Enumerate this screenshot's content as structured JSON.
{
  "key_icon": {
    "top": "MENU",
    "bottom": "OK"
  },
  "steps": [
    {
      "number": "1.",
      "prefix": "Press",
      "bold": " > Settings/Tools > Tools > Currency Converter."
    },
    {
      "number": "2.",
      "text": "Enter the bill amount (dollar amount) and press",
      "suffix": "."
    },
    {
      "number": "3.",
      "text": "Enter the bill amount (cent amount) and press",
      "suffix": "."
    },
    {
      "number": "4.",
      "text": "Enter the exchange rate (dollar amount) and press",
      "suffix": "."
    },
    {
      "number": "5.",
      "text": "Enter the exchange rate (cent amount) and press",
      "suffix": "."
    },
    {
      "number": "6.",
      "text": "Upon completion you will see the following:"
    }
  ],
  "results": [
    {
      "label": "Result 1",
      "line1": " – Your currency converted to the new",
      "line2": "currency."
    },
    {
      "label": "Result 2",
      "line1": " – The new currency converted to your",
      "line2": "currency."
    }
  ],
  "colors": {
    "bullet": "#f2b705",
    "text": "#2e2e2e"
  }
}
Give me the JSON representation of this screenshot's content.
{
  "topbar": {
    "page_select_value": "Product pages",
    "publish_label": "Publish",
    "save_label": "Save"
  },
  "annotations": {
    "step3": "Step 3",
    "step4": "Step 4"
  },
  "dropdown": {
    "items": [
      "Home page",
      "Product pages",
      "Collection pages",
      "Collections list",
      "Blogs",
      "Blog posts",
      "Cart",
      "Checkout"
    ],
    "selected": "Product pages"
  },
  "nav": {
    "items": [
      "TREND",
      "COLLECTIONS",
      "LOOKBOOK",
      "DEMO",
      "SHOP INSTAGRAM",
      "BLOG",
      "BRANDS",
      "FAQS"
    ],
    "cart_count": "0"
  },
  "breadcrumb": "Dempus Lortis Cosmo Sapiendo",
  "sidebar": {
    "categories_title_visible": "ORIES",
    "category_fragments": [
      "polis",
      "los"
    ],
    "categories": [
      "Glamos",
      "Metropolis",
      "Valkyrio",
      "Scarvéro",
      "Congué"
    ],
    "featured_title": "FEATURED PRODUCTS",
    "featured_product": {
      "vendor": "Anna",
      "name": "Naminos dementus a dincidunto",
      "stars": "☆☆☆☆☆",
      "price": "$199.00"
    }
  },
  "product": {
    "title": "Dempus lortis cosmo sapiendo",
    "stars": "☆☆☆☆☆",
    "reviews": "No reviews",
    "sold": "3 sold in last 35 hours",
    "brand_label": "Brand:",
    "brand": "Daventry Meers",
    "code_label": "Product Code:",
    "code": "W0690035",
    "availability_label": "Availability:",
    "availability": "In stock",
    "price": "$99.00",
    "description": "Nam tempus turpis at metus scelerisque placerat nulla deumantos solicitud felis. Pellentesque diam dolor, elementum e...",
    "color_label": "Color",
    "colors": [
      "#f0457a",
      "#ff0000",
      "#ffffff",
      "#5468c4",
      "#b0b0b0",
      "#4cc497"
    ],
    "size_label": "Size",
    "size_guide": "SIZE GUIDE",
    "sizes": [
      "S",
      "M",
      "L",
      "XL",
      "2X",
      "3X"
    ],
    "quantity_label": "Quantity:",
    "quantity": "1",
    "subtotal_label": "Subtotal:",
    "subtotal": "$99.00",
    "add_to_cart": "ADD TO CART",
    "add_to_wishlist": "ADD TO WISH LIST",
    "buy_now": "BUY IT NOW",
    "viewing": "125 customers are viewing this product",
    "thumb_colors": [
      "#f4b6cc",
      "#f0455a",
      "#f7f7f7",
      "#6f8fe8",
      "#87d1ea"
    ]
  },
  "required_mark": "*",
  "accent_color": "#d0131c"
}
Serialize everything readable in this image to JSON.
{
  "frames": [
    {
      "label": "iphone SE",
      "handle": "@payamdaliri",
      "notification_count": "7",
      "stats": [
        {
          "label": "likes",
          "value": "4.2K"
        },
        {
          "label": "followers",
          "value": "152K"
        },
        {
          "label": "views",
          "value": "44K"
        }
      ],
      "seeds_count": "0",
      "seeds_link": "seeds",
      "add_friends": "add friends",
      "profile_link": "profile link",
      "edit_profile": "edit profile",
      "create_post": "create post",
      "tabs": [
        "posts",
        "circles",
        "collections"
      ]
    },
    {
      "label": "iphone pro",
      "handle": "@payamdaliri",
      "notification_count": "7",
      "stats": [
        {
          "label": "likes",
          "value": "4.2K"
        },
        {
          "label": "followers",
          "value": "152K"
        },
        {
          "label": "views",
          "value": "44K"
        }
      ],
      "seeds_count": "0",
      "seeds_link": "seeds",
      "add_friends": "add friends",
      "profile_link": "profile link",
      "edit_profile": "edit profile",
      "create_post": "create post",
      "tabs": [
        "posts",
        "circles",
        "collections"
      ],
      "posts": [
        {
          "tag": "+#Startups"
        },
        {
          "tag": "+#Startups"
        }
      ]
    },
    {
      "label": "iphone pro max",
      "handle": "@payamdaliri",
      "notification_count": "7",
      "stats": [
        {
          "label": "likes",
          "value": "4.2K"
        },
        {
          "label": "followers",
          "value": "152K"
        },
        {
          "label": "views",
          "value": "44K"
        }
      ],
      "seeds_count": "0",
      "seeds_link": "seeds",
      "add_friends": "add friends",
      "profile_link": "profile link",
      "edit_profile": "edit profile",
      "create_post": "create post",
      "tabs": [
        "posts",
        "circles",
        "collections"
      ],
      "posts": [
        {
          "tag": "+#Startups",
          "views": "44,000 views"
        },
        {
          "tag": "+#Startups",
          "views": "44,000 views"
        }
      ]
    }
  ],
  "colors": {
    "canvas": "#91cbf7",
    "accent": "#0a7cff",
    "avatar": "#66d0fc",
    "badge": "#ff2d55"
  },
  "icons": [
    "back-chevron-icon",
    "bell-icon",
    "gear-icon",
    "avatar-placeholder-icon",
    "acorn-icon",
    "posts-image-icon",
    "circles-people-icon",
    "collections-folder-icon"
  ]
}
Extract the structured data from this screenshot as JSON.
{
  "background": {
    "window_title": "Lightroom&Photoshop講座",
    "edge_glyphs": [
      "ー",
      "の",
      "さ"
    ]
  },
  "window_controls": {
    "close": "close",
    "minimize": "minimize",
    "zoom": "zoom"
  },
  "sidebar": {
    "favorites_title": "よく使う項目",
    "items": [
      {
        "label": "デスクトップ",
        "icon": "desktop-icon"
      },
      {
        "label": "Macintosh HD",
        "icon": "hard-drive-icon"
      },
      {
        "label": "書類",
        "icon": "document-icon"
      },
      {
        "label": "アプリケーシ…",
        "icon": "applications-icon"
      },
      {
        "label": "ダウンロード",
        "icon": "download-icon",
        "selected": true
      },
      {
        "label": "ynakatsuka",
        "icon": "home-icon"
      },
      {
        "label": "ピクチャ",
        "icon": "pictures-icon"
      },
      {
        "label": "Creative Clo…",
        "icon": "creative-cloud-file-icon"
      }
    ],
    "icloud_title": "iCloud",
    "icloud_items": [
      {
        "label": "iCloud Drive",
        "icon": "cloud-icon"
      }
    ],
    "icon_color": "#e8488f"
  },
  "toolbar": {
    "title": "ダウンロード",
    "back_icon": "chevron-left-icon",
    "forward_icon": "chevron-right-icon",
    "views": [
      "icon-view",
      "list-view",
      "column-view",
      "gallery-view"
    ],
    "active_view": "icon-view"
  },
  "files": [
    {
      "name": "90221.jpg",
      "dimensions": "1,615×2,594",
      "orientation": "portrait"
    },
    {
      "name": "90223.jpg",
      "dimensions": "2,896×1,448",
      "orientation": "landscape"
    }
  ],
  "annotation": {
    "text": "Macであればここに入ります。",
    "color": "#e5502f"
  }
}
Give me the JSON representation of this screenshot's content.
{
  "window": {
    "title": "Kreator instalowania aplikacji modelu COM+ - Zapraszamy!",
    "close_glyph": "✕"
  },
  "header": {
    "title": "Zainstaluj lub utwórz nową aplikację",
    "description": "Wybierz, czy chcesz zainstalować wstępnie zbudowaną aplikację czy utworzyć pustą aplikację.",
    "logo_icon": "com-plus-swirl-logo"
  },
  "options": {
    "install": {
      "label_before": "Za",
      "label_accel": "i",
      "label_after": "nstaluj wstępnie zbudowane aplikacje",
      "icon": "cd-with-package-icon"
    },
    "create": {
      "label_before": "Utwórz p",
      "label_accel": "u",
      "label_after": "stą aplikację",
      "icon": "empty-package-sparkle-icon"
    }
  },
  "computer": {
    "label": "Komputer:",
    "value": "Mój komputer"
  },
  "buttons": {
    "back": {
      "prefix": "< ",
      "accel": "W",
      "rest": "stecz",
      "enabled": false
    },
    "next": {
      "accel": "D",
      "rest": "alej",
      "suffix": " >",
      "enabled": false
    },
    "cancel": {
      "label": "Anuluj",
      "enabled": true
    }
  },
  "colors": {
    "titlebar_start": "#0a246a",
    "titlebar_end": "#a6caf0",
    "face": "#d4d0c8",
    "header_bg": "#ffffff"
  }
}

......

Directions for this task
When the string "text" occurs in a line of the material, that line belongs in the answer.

Result of the task
      "text": "Enter the bill amount (dollar amount) and press",
      "text": "Enter the bill amount (cent amount) and press",
      "text": "Enter the exchange rate (dollar amount) and press",
      "text": "Enter the exchange rate (cent amount) and press",
      "text": "Upon completion you will see the following:"
    "text": "#2e2e2e"
    "text": "Macであればここに入ります。",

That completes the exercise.